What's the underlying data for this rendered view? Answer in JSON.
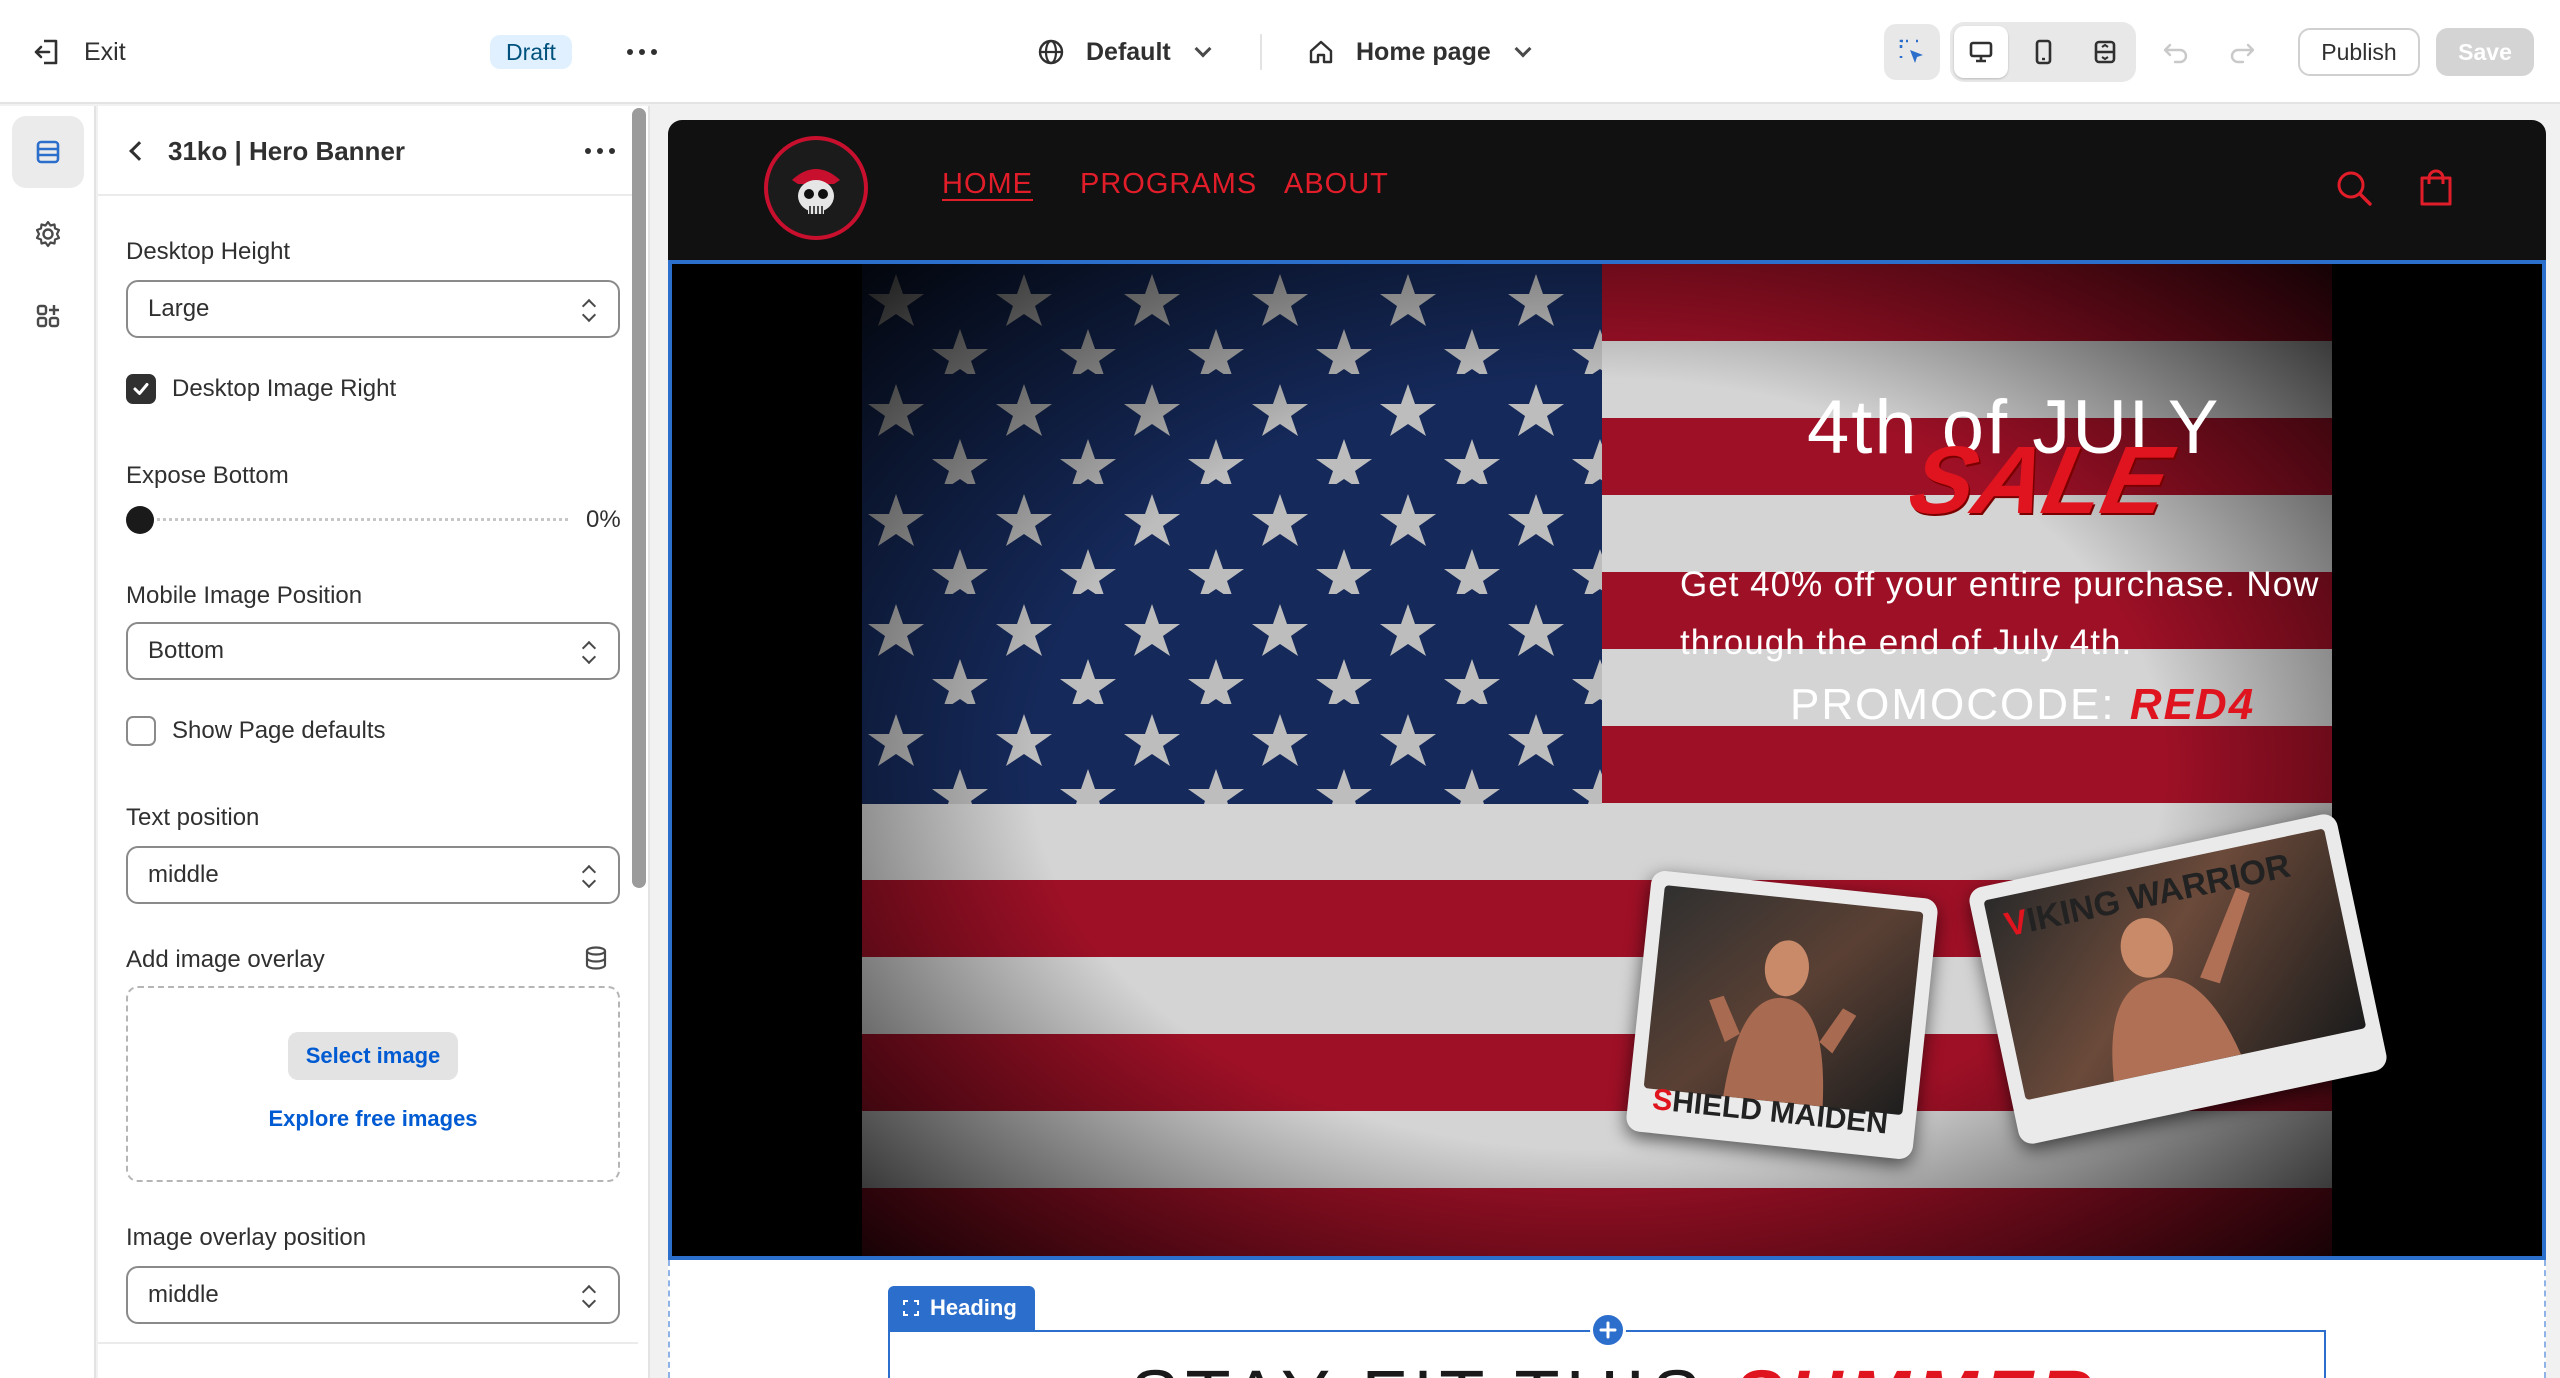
{
  "topbar": {
    "exit_label": "Exit",
    "status_badge": "Draft",
    "theme_select": "Default",
    "page_select": "Home page",
    "publish_label": "Publish",
    "save_label": "Save"
  },
  "panel": {
    "title": "31ko | Hero Banner",
    "desktop_height": {
      "label": "Desktop Height",
      "value": "Large"
    },
    "desktop_image_right": {
      "label": "Desktop Image Right",
      "checked": true
    },
    "expose_bottom": {
      "label": "Expose Bottom",
      "value": "0%"
    },
    "mobile_image_position": {
      "label": "Mobile Image Position",
      "value": "Bottom"
    },
    "show_page_defaults": {
      "label": "Show Page defaults",
      "checked": false
    },
    "text_position": {
      "label": "Text position",
      "value": "middle"
    },
    "image_overlay": {
      "label": "Add image overlay",
      "select_button": "Select image",
      "explore_link": "Explore free images"
    },
    "overlay_position": {
      "label": "Image overlay position",
      "value": "middle"
    }
  },
  "site": {
    "nav": [
      "HOME",
      "PROGRAMS",
      "ABOUT"
    ],
    "hero": {
      "title": "4th of JULY",
      "sale": "SALE",
      "body": "Get 40% off your entire purchase. Now through the end of July 4th.",
      "promo_prefix": "PROMOCODE:",
      "promo_code": "RED4",
      "photo_right_rest": "IKING WARRIOR",
      "photo_right_initial": "V",
      "photo_left_initial": "S",
      "photo_left_rest": "HIELD MAIDEN"
    },
    "heading_badge": "Heading",
    "heading_text": "STAY FIT THIS",
    "heading_red": "SUMMER"
  },
  "colors": {
    "accent": "#2c6ecb",
    "brand_red": "#e0141e",
    "draft_bg": "#e0f0ff"
  },
  "icons": [
    "exit-icon",
    "more-icon",
    "globe-icon",
    "home-icon",
    "inspector-icon",
    "desktop-icon",
    "mobile-icon",
    "full-width-icon",
    "undo-icon",
    "redo-icon",
    "sections-icon",
    "gear-icon",
    "apps-icon",
    "database-icon",
    "search-icon",
    "cart-icon"
  ]
}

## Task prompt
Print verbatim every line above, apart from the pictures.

## Exercise answer
What's the underlying data for this rendered view? Answer in JSON.
{
  "topbar": {
    "exit_label": "Exit",
    "status_badge": "Draft",
    "theme_select": "Default",
    "page_select": "Home page",
    "publish_label": "Publish",
    "save_label": "Save"
  },
  "panel": {
    "title": "31ko | Hero Banner",
    "desktop_height": {
      "label": "Desktop Height",
      "value": "Large"
    },
    "desktop_image_right": {
      "label": "Desktop Image Right",
      "checked": true
    },
    "expose_bottom": {
      "label": "Expose Bottom",
      "value": "0%"
    },
    "mobile_image_position": {
      "label": "Mobile Image Position",
      "value": "Bottom"
    },
    "show_page_defaults": {
      "label": "Show Page defaults",
      "checked": false
    },
    "text_position": {
      "label": "Text position",
      "value": "middle"
    },
    "image_overlay": {
      "label": "Add image overlay",
      "select_button": "Select image",
      "explore_link": "Explore free images"
    },
    "overlay_position": {
      "label": "Image overlay position",
      "value": "middle"
    }
  },
  "site": {
    "nav": [
      "HOME",
      "PROGRAMS",
      "ABOUT"
    ],
    "hero": {
      "title": "4th of JULY",
      "sale": "SALE",
      "body": "Get 40% off your entire purchase. Now through the end of July 4th.",
      "promo_prefix": "PROMOCODE:",
      "promo_code": "RED4",
      "photo_right_rest": "IKING WARRIOR",
      "photo_right_initial": "V",
      "photo_left_initial": "S",
      "photo_left_rest": "HIELD MAIDEN"
    },
    "heading_badge": "Heading",
    "heading_text": "STAY FIT THIS",
    "heading_red": "SUMMER"
  },
  "colors": {
    "accent": "#2c6ecb",
    "brand_red": "#e0141e",
    "draft_bg": "#e0f0ff"
  },
  "icons": [
    "exit-icon",
    "more-icon",
    "globe-icon",
    "home-icon",
    "inspector-icon",
    "desktop-icon",
    "mobile-icon",
    "full-width-icon",
    "undo-icon",
    "redo-icon",
    "sections-icon",
    "gear-icon",
    "apps-icon",
    "database-icon",
    "search-icon",
    "cart-icon"
  ]
}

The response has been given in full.